Records contained in a dataset

- Opening Delimiter -

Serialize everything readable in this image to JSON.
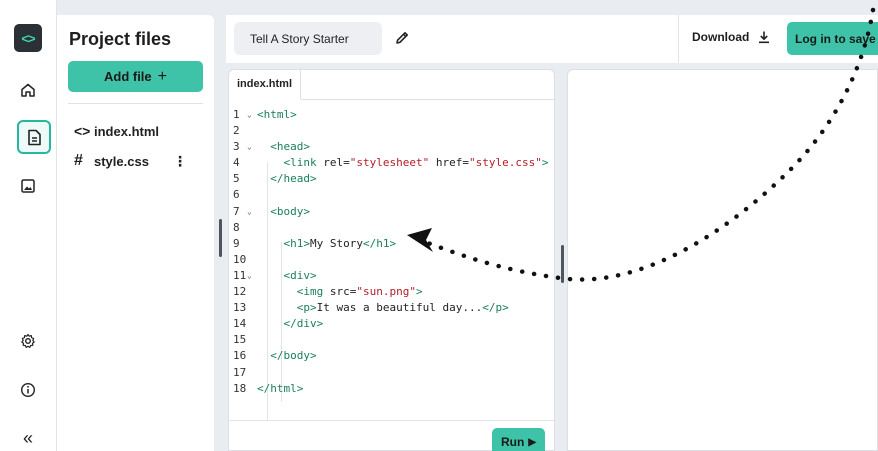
{
  "sidebar": {
    "logo_icon": "code-brackets-icon",
    "items": [
      {
        "name": "home",
        "icon": "home-icon"
      },
      {
        "name": "project-files",
        "icon": "file-icon",
        "active": true
      },
      {
        "name": "images",
        "icon": "image-icon"
      },
      {
        "name": "settings",
        "icon": "gear-icon"
      },
      {
        "name": "info",
        "icon": "info-icon"
      },
      {
        "name": "collapse",
        "icon": "double-chevron-left-icon",
        "glyph": "«"
      }
    ]
  },
  "files_panel": {
    "title": "Project files",
    "add_file_label": "Add file",
    "add_file_glyph": "+",
    "files": [
      {
        "name": "index.html",
        "icon_glyph": "<>"
      },
      {
        "name": "style.css",
        "icon_glyph": "#",
        "menu_glyph": "⋮"
      }
    ]
  },
  "topbar": {
    "project_name": "Tell A Story Starter",
    "download_label": "Download",
    "login_label": "Log in to save"
  },
  "editor": {
    "tab_label": "index.html",
    "run_label": "Run",
    "run_glyph": "▶",
    "lines": [
      {
        "n": "1",
        "fold": true,
        "code": "<html>"
      },
      {
        "n": "2",
        "code": ""
      },
      {
        "n": "3",
        "fold": true,
        "code": "  <head>"
      },
      {
        "n": "4",
        "code": "    <link rel=\"stylesheet\" href=\"style.css\">"
      },
      {
        "n": "5",
        "code": "  </head>"
      },
      {
        "n": "6",
        "code": ""
      },
      {
        "n": "7",
        "fold": true,
        "code": "  <body>"
      },
      {
        "n": "8",
        "code": ""
      },
      {
        "n": "9",
        "code": "    <h1>My Story</h1>"
      },
      {
        "n": "10",
        "code": ""
      },
      {
        "n": "11",
        "fold": true,
        "code": "    <div>"
      },
      {
        "n": "12",
        "code": "      <img src=\"sun.png\">"
      },
      {
        "n": "13",
        "code": "      <p>It was a beautiful day...</p>"
      },
      {
        "n": "14",
        "code": "    </div>"
      },
      {
        "n": "15",
        "code": ""
      },
      {
        "n": "16",
        "code": "  </body>"
      },
      {
        "n": "17",
        "code": ""
      },
      {
        "n": "18",
        "code": "</html>"
      }
    ]
  },
  "colors": {
    "accent": "#3fc3a8",
    "tag": "#1a7f5a",
    "string": "#b31d28",
    "background": "#e9ecf1"
  }
}
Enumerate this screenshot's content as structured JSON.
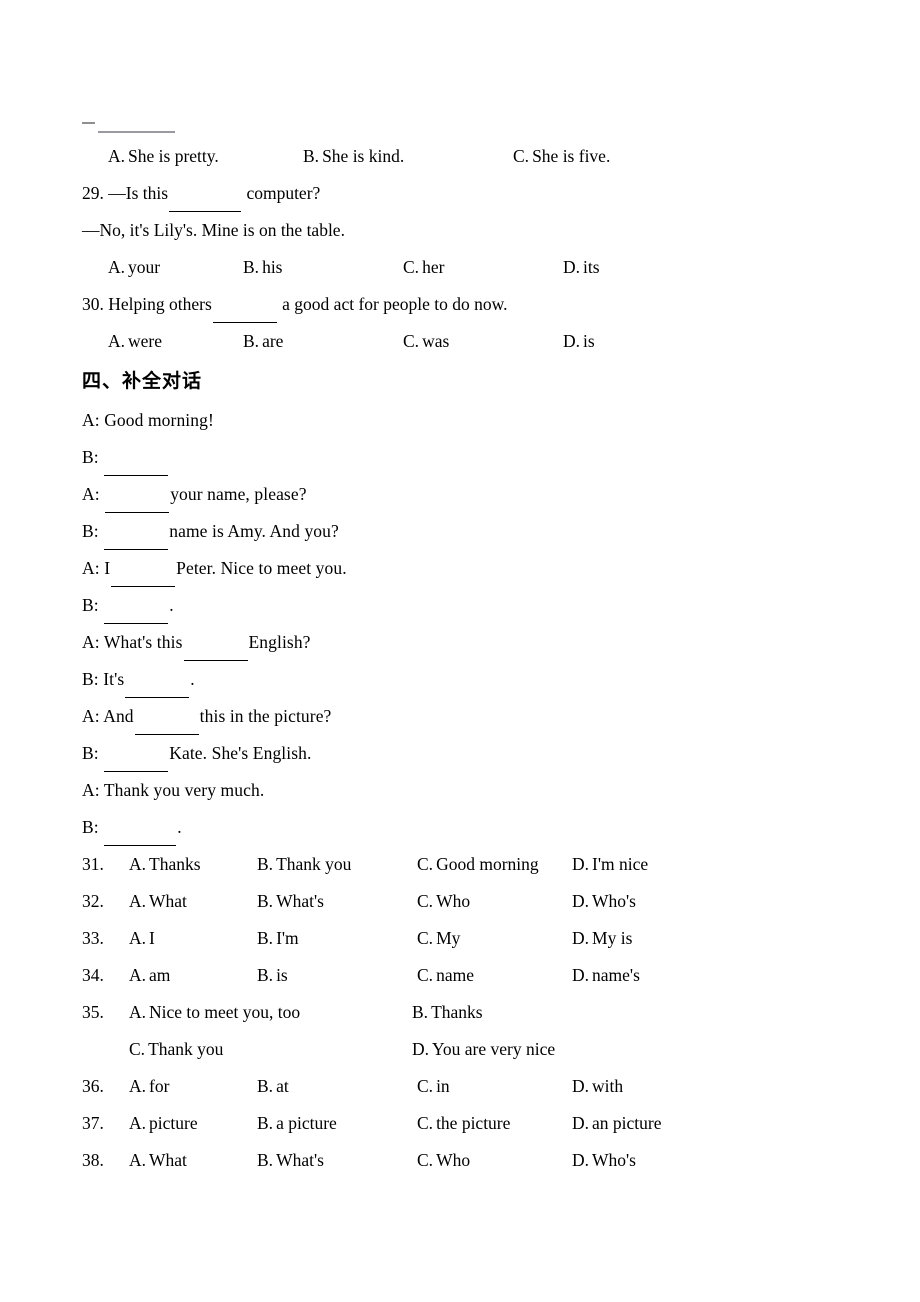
{
  "page": {
    "background_color": "#ffffff",
    "text_color": "#000000",
    "faded_text_color": "#8a8a8a"
  },
  "top_fragment": {
    "dash": "—",
    "note": "cropped trailing blank of previous question"
  },
  "question_28_options": {
    "options": [
      {
        "mark": "A.",
        "text": "She is pretty."
      },
      {
        "mark": "B.",
        "text": "She is kind."
      },
      {
        "mark": "C.",
        "text": "She is five."
      }
    ]
  },
  "question_29": {
    "number": "29.",
    "prompt_before": "—Is this",
    "prompt_after": "computer?",
    "answer_line": "—No, it's Lily's. Mine is on the table.",
    "options": [
      {
        "mark": "A.",
        "text": "your"
      },
      {
        "mark": "B.",
        "text": "his"
      },
      {
        "mark": "C.",
        "text": "her"
      },
      {
        "mark": "D.",
        "text": "its"
      }
    ]
  },
  "question_30": {
    "number": "30.",
    "prompt_before": "Helping others",
    "prompt_after": "a good act for people to do now.",
    "options": [
      {
        "mark": "A.",
        "text": "were"
      },
      {
        "mark": "B.",
        "text": "are"
      },
      {
        "mark": "C.",
        "text": "was"
      },
      {
        "mark": "D.",
        "text": "is"
      }
    ]
  },
  "section_four": {
    "heading": "四、补全对话",
    "dialogue": [
      {
        "speaker": "A:",
        "before": "Good morning!",
        "blank": false,
        "after": ""
      },
      {
        "speaker": "B:",
        "before": "",
        "blank": true,
        "after": ""
      },
      {
        "speaker": "A:",
        "before": "",
        "blank": true,
        "after": "your name, please?"
      },
      {
        "speaker": "B:",
        "before": "",
        "blank": true,
        "after": "name is Amy. And you?"
      },
      {
        "speaker": "A:",
        "before": "I",
        "blank": true,
        "after": "Peter. Nice to meet you."
      },
      {
        "speaker": "B:",
        "before": "",
        "blank": true,
        "after": "."
      },
      {
        "speaker": "A:",
        "before": "What's this",
        "blank": true,
        "after": "English?"
      },
      {
        "speaker": "B:",
        "before": "It's",
        "blank": true,
        "after": "."
      },
      {
        "speaker": "A:",
        "before": "And",
        "blank": true,
        "after": "this in the picture?"
      },
      {
        "speaker": "B:",
        "before": "",
        "blank": true,
        "after": "Kate. She's English."
      },
      {
        "speaker": "A:",
        "before": "Thank you very much.",
        "blank": false,
        "after": ""
      },
      {
        "speaker": "B:",
        "before": "",
        "blank": true,
        "after": "."
      }
    ],
    "questions": [
      {
        "number": "31.",
        "layout": "four-column",
        "options": [
          {
            "mark": "A.",
            "text": "Thanks"
          },
          {
            "mark": "B.",
            "text": "Thank you"
          },
          {
            "mark": "C.",
            "text": "Good morning"
          },
          {
            "mark": "D.",
            "text": "I'm nice"
          }
        ]
      },
      {
        "number": "32.",
        "layout": "four-column",
        "options": [
          {
            "mark": "A.",
            "text": "What"
          },
          {
            "mark": "B.",
            "text": "What's"
          },
          {
            "mark": "C.",
            "text": "Who"
          },
          {
            "mark": "D.",
            "text": "Who's"
          }
        ]
      },
      {
        "number": "33.",
        "layout": "four-column",
        "options": [
          {
            "mark": "A.",
            "text": "I"
          },
          {
            "mark": "B.",
            "text": "I'm"
          },
          {
            "mark": "C.",
            "text": "My"
          },
          {
            "mark": "D.",
            "text": "My is"
          }
        ]
      },
      {
        "number": "34.",
        "layout": "four-column",
        "options": [
          {
            "mark": "A.",
            "text": "am"
          },
          {
            "mark": "B.",
            "text": "is"
          },
          {
            "mark": "C.",
            "text": "name"
          },
          {
            "mark": "D.",
            "text": "name's"
          }
        ]
      },
      {
        "number": "35.",
        "layout": "two-column-two-row",
        "options": [
          {
            "mark": "A.",
            "text": "Nice to meet you, too"
          },
          {
            "mark": "B.",
            "text": "Thanks"
          },
          {
            "mark": "C.",
            "text": "Thank you"
          },
          {
            "mark": "D.",
            "text": "You are very nice"
          }
        ]
      },
      {
        "number": "36.",
        "layout": "four-column",
        "options": [
          {
            "mark": "A.",
            "text": "for"
          },
          {
            "mark": "B.",
            "text": "at"
          },
          {
            "mark": "C.",
            "text": "in"
          },
          {
            "mark": "D.",
            "text": "with"
          }
        ]
      },
      {
        "number": "37.",
        "layout": "four-column",
        "options": [
          {
            "mark": "A.",
            "text": "picture"
          },
          {
            "mark": "B.",
            "text": "a picture"
          },
          {
            "mark": "C.",
            "text": "the picture"
          },
          {
            "mark": "D.",
            "text": "an picture"
          }
        ]
      },
      {
        "number": "38.",
        "layout": "four-column",
        "options": [
          {
            "mark": "A.",
            "text": "What"
          },
          {
            "mark": "B.",
            "text": "What's"
          },
          {
            "mark": "C.",
            "text": "Who"
          },
          {
            "mark": "D.",
            "text": "Who's"
          }
        ]
      }
    ]
  }
}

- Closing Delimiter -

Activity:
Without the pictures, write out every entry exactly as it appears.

Written answer:
Serialize everything readable in this image to JSON.
{
  "sidebar": {
    "logo_icon": "code-brackets-icon",
    "items": [
      {
        "name": "home",
        "icon": "home-icon"
      },
      {
        "name": "project-files",
        "icon": "file-icon",
        "active": true
      },
      {
        "name": "images",
        "icon": "image-icon"
      },
      {
        "name": "settings",
        "icon": "gear-icon"
      },
      {
        "name": "info",
        "icon": "info-icon"
      },
      {
        "name": "collapse",
        "icon": "double-chevron-left-icon",
        "glyph": "«"
      }
    ]
  },
  "files_panel": {
    "title": "Project files",
    "add_file_label": "Add file",
    "add_file_glyph": "+",
    "files": [
      {
        "name": "index.html",
        "icon_glyph": "<>"
      },
      {
        "name": "style.css",
        "icon_glyph": "#",
        "menu_glyph": "⋮"
      }
    ]
  },
  "topbar": {
    "project_name": "Tell A Story Starter",
    "download_label": "Download",
    "login_label": "Log in to save"
  },
  "editor": {
    "tab_label": "index.html",
    "run_label": "Run",
    "run_glyph": "▶",
    "lines": [
      {
        "n": "1",
        "fold": true,
        "code": "<html>"
      },
      {
        "n": "2",
        "code": ""
      },
      {
        "n": "3",
        "fold": true,
        "code": "  <head>"
      },
      {
        "n": "4",
        "code": "    <link rel=\"stylesheet\" href=\"style.css\">"
      },
      {
        "n": "5",
        "code": "  </head>"
      },
      {
        "n": "6",
        "code": ""
      },
      {
        "n": "7",
        "fold": true,
        "code": "  <body>"
      },
      {
        "n": "8",
        "code": ""
      },
      {
        "n": "9",
        "code": "    <h1>My Story</h1>"
      },
      {
        "n": "10",
        "code": ""
      },
      {
        "n": "11",
        "fold": true,
        "code": "    <div>"
      },
      {
        "n": "12",
        "code": "      <img src=\"sun.png\">"
      },
      {
        "n": "13",
        "code": "      <p>It was a beautiful day...</p>"
      },
      {
        "n": "14",
        "code": "    </div>"
      },
      {
        "n": "15",
        "code": ""
      },
      {
        "n": "16",
        "code": "  </body>"
      },
      {
        "n": "17",
        "code": ""
      },
      {
        "n": "18",
        "code": "</html>"
      }
    ]
  },
  "colors": {
    "accent": "#3fc3a8",
    "tag": "#1a7f5a",
    "string": "#b31d28",
    "background": "#e9ecf1"
  }
}
Enumerate this screenshot's content as structured JSON.
{
  "page": {
    "background_color": "#ffffff",
    "text_color": "#000000",
    "faded_text_color": "#8a8a8a"
  },
  "top_fragment": {
    "dash": "—",
    "note": "cropped trailing blank of previous question"
  },
  "question_28_options": {
    "options": [
      {
        "mark": "A.",
        "text": "She is pretty."
      },
      {
        "mark": "B.",
        "text": "She is kind."
      },
      {
        "mark": "C.",
        "text": "She is five."
      }
    ]
  },
  "question_29": {
    "number": "29.",
    "prompt_before": "—Is this",
    "prompt_after": "computer?",
    "answer_line": "—No, it's Lily's. Mine is on the table.",
    "options": [
      {
        "mark": "A.",
        "text": "your"
      },
      {
        "mark": "B.",
        "text": "his"
      },
      {
        "mark": "C.",
        "text": "her"
      },
      {
        "mark": "D.",
        "text": "its"
      }
    ]
  },
  "question_30": {
    "number": "30.",
    "prompt_before": "Helping others",
    "prompt_after": "a good act for people to do now.",
    "options": [
      {
        "mark": "A.",
        "text": "were"
      },
      {
        "mark": "B.",
        "text": "are"
      },
      {
        "mark": "C.",
        "text": "was"
      },
      {
        "mark": "D.",
        "text": "is"
      }
    ]
  },
  "section_four": {
    "heading": "四、补全对话",
    "dialogue": [
      {
        "speaker": "A:",
        "before": "Good morning!",
        "blank": false,
        "after": ""
      },
      {
        "speaker": "B:",
        "before": "",
        "blank": true,
        "after": ""
      },
      {
        "speaker": "A:",
        "before": "",
        "blank": true,
        "after": "your name, please?"
      },
      {
        "speaker": "B:",
        "before": "",
        "blank": true,
        "after": "name is Amy. And you?"
      },
      {
        "speaker": "A:",
        "before": "I",
        "blank": true,
        "after": "Peter. Nice to meet you."
      },
      {
        "speaker": "B:",
        "before": "",
        "blank": true,
        "after": "."
      },
      {
        "speaker": "A:",
        "before": "What's this",
        "blank": true,
        "after": "English?"
      },
      {
        "speaker": "B:",
        "before": "It's",
        "blank": true,
        "after": "."
      },
      {
        "speaker": "A:",
        "before": "And",
        "blank": true,
        "after": "this in the picture?"
      },
      {
        "speaker": "B:",
        "before": "",
        "blank": true,
        "after": "Kate. She's English."
      },
      {
        "speaker": "A:",
        "before": "Thank you very much.",
        "blank": false,
        "after": ""
      },
      {
        "speaker": "B:",
        "before": "",
        "blank": true,
        "after": "."
      }
    ],
    "questions": [
      {
        "number": "31.",
        "layout": "four-column",
        "options": [
          {
            "mark": "A.",
            "text": "Thanks"
          },
          {
            "mark": "B.",
            "text": "Thank you"
          },
          {
            "mark": "C.",
            "text": "Good morning"
          },
          {
            "mark": "D.",
            "text": "I'm nice"
          }
        ]
      },
      {
        "number": "32.",
        "layout": "four-column",
        "options": [
          {
            "mark": "A.",
            "text": "What"
          },
          {
            "mark": "B.",
            "text": "What's"
          },
          {
            "mark": "C.",
            "text": "Who"
          },
          {
            "mark": "D.",
            "text": "Who's"
          }
        ]
      },
      {
        "number": "33.",
        "layout": "four-column",
        "options": [
          {
            "mark": "A.",
            "text": "I"
          },
          {
            "mark": "B.",
            "text": "I'm"
          },
          {
            "mark": "C.",
            "text": "My"
          },
          {
            "mark": "D.",
            "text": "My is"
          }
        ]
      },
      {
        "number": "34.",
        "layout": "four-column",
        "options": [
          {
            "mark": "A.",
            "text": "am"
          },
          {
            "mark": "B.",
            "text": "is"
          },
          {
            "mark": "C.",
            "text": "name"
          },
          {
            "mark": "D.",
            "text": "name's"
          }
        ]
      },
      {
        "number": "35.",
        "layout": "two-column-two-row",
        "options": [
          {
            "mark": "A.",
            "text": "Nice to meet you, too"
          },
          {
            "mark": "B.",
            "text": "Thanks"
          },
          {
            "mark": "C.",
            "text": "Thank you"
          },
          {
            "mark": "D.",
            "text": "You are very nice"
          }
        ]
      },
      {
        "number": "36.",
        "layout": "four-column",
        "options": [
          {
            "mark": "A.",
            "text": "for"
          },
          {
            "mark": "B.",
            "text": "at"
          },
          {
            "mark": "C.",
            "text": "in"
          },
          {
            "mark": "D.",
            "text": "with"
          }
        ]
      },
      {
        "number": "37.",
        "layout": "four-column",
        "options": [
          {
            "mark": "A.",
            "text": "picture"
          },
          {
            "mark": "B.",
            "text": "a picture"
          },
          {
            "mark": "C.",
            "text": "the picture"
          },
          {
            "mark": "D.",
            "text": "an picture"
          }
        ]
      },
      {
        "number": "38.",
        "layout": "four-column",
        "options": [
          {
            "mark": "A.",
            "text": "What"
          },
          {
            "mark": "B.",
            "text": "What's"
          },
          {
            "mark": "C.",
            "text": "Who"
          },
          {
            "mark": "D.",
            "text": "Who's"
          }
        ]
      }
    ]
  }
}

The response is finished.